Data for analysis:
- - -

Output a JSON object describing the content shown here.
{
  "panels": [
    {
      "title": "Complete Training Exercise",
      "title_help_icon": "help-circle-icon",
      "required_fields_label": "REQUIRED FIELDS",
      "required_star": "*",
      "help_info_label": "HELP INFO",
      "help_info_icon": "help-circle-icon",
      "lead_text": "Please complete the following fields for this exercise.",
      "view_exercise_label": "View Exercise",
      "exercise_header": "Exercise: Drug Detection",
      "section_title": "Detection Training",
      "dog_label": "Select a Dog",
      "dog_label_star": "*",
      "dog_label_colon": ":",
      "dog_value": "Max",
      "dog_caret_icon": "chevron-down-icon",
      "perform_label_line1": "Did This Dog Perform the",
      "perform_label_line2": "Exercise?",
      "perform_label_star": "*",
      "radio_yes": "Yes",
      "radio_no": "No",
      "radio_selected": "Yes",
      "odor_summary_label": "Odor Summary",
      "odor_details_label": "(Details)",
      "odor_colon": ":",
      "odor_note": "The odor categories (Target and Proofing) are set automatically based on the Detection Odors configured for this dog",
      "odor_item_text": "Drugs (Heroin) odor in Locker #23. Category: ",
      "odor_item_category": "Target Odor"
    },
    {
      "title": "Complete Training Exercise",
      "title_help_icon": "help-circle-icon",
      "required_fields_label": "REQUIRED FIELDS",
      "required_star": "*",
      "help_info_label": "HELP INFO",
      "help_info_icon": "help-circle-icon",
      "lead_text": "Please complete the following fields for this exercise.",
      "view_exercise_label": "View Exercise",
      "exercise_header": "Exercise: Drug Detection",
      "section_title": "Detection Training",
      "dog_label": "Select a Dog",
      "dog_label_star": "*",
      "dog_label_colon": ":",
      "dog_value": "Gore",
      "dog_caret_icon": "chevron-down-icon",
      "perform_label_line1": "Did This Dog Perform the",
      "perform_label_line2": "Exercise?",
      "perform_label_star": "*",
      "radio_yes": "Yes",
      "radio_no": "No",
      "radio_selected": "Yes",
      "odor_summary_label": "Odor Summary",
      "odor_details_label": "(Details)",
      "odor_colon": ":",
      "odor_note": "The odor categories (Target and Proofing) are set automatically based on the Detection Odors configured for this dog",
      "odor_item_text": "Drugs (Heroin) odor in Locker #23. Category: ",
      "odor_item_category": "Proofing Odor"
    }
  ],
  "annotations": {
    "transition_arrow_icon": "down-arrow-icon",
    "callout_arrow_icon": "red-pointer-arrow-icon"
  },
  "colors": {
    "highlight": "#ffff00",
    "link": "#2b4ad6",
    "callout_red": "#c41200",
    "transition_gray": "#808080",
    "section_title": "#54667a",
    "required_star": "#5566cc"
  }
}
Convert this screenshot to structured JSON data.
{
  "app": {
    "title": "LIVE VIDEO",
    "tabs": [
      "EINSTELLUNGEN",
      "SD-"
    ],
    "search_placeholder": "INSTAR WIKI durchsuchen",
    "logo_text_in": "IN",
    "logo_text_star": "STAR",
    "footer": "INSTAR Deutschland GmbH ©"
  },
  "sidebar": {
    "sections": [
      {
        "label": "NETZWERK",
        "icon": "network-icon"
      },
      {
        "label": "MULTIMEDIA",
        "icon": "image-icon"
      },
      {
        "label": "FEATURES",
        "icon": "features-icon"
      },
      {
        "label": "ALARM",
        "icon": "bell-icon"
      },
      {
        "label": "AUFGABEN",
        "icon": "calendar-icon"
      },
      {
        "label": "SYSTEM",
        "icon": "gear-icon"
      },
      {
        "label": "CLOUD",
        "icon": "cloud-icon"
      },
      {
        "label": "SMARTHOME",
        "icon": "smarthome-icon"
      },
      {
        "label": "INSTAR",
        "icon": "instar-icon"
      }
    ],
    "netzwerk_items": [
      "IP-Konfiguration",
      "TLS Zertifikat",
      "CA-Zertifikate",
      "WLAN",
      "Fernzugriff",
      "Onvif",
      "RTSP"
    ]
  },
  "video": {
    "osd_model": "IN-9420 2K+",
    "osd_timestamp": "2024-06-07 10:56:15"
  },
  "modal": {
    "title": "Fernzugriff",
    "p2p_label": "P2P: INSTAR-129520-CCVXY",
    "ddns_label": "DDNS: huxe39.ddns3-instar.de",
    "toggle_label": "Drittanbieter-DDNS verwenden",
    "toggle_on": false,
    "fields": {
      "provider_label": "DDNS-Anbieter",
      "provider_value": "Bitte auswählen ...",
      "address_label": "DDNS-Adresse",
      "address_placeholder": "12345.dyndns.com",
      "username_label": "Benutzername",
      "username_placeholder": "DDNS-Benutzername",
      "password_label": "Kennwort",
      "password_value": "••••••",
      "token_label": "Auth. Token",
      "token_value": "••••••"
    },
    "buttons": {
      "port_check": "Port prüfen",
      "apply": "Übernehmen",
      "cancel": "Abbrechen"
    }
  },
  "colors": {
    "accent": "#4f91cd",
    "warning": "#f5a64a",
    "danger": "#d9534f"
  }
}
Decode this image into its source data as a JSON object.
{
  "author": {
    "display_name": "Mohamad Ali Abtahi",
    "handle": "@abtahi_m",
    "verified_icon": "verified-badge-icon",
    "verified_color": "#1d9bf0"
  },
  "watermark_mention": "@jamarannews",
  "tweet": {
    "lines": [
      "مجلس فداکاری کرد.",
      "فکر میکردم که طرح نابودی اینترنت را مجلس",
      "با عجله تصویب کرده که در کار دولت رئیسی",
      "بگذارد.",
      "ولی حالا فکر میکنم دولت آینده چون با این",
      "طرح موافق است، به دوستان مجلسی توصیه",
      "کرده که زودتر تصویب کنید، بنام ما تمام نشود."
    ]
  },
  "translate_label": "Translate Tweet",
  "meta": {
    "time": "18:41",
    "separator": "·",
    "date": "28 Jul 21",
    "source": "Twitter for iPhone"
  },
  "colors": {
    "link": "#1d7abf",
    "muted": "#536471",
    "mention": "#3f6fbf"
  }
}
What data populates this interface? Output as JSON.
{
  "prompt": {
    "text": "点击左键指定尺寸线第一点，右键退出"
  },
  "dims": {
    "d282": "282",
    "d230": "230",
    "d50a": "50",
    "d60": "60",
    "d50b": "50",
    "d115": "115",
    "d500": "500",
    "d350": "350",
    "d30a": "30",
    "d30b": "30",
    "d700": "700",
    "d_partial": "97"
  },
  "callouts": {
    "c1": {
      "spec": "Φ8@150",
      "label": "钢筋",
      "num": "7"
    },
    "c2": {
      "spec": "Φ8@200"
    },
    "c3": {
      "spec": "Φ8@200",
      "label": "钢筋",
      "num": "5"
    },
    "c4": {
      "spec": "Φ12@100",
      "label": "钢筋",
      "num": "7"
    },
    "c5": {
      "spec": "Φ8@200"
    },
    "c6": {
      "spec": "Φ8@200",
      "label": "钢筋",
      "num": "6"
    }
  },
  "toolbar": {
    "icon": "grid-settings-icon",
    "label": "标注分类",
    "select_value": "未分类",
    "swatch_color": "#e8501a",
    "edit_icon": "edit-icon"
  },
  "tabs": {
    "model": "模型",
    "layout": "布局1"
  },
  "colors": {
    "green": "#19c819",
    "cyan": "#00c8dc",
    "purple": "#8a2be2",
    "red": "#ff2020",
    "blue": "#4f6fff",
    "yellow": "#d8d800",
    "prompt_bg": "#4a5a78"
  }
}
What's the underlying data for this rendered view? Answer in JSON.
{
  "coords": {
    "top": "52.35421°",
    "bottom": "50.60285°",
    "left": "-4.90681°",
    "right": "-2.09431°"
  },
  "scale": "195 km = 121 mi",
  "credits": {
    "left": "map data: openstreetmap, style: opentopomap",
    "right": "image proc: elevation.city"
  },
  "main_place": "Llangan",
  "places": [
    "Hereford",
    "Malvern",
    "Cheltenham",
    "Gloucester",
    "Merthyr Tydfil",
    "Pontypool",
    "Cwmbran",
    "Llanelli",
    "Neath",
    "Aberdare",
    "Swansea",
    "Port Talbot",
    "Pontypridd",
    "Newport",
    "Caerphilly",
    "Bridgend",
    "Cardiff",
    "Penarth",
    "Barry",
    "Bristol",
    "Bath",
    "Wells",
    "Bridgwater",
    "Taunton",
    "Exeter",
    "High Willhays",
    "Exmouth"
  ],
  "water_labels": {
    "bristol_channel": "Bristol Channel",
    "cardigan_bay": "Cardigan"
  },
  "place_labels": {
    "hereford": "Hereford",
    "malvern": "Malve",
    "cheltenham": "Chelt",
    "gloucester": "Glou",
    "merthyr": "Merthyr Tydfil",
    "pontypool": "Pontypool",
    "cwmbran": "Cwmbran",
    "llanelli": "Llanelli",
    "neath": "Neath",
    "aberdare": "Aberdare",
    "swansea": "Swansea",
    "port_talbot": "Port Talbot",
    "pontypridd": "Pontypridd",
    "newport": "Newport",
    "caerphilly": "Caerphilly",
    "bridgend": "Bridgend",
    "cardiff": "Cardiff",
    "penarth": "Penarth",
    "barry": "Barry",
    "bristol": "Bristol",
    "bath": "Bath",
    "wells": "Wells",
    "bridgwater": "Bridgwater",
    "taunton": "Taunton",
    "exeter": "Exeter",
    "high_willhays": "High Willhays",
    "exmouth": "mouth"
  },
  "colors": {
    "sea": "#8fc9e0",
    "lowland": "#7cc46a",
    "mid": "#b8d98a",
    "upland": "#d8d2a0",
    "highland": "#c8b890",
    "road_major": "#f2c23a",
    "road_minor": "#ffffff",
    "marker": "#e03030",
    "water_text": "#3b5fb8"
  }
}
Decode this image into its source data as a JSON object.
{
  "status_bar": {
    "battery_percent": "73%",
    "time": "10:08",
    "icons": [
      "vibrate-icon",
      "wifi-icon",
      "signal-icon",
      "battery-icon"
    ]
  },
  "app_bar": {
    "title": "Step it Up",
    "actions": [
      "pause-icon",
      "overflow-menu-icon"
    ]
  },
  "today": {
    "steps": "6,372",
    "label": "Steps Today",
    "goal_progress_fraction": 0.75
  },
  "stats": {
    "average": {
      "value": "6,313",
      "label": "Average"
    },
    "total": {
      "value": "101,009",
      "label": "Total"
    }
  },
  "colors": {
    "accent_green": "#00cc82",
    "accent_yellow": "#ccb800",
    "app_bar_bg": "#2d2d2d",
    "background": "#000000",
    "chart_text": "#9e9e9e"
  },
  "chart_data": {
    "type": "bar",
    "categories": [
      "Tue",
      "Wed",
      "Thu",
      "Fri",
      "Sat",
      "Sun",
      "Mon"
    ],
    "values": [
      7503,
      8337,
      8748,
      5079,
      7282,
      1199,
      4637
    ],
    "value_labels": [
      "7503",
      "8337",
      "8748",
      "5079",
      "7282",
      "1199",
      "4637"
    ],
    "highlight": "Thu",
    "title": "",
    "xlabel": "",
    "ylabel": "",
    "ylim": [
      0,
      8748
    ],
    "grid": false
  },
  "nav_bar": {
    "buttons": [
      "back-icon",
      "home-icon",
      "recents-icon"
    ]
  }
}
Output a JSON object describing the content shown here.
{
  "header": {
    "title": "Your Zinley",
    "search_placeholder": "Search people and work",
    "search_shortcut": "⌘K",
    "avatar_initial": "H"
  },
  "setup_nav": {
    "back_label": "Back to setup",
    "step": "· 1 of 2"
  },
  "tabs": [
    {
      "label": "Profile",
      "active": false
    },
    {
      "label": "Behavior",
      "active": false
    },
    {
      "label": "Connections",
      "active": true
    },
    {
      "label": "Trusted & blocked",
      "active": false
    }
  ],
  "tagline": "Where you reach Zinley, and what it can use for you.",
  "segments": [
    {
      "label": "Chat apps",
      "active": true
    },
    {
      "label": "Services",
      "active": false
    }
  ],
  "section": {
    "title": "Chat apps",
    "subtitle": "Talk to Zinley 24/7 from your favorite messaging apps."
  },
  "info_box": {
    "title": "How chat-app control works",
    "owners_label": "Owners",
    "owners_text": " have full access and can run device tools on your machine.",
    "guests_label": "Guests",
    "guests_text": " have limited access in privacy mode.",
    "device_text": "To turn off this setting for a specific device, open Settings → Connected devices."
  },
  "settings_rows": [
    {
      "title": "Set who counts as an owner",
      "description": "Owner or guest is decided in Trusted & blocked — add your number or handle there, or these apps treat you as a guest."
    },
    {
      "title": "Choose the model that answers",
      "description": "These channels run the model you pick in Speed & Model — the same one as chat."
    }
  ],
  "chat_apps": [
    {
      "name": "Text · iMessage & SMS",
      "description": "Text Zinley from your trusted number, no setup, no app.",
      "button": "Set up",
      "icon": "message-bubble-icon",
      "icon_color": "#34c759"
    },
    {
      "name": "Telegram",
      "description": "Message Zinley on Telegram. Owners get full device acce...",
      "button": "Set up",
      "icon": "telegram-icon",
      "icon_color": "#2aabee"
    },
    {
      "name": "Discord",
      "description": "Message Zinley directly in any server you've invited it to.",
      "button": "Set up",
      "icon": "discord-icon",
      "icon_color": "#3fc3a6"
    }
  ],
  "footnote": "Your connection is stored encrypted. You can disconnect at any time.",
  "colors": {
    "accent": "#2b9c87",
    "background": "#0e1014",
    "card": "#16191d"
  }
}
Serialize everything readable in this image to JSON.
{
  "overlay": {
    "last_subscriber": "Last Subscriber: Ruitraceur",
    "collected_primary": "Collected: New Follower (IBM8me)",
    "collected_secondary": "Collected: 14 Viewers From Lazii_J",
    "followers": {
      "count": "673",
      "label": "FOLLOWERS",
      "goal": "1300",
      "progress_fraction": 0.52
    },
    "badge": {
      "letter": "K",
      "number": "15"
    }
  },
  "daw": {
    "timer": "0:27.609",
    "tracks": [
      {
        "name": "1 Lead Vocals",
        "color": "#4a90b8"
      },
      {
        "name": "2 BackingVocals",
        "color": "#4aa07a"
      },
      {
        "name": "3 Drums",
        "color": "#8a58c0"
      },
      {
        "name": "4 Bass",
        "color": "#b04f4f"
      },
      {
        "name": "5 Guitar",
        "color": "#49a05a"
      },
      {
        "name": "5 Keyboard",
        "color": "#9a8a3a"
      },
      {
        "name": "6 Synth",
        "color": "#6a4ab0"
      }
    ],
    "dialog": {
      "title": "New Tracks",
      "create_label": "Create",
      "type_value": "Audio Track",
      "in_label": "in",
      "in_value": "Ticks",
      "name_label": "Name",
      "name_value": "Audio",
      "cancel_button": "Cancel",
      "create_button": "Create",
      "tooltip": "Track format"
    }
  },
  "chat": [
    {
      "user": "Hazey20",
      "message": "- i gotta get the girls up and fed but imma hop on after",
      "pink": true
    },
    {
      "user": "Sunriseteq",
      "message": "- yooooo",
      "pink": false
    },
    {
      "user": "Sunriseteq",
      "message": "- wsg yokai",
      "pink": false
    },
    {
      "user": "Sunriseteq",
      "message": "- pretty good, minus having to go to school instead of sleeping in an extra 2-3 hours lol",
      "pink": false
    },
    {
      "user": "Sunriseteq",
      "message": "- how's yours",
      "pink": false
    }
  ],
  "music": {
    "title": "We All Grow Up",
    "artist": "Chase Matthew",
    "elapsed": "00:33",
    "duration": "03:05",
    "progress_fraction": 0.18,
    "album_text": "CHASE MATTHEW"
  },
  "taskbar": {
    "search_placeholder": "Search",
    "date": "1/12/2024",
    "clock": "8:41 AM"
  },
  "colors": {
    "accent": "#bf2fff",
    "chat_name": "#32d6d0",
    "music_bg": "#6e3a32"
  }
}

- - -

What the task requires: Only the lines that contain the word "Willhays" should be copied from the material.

Exercise answer:
    "High Willhays",
    "high_willhays": "High Willhays",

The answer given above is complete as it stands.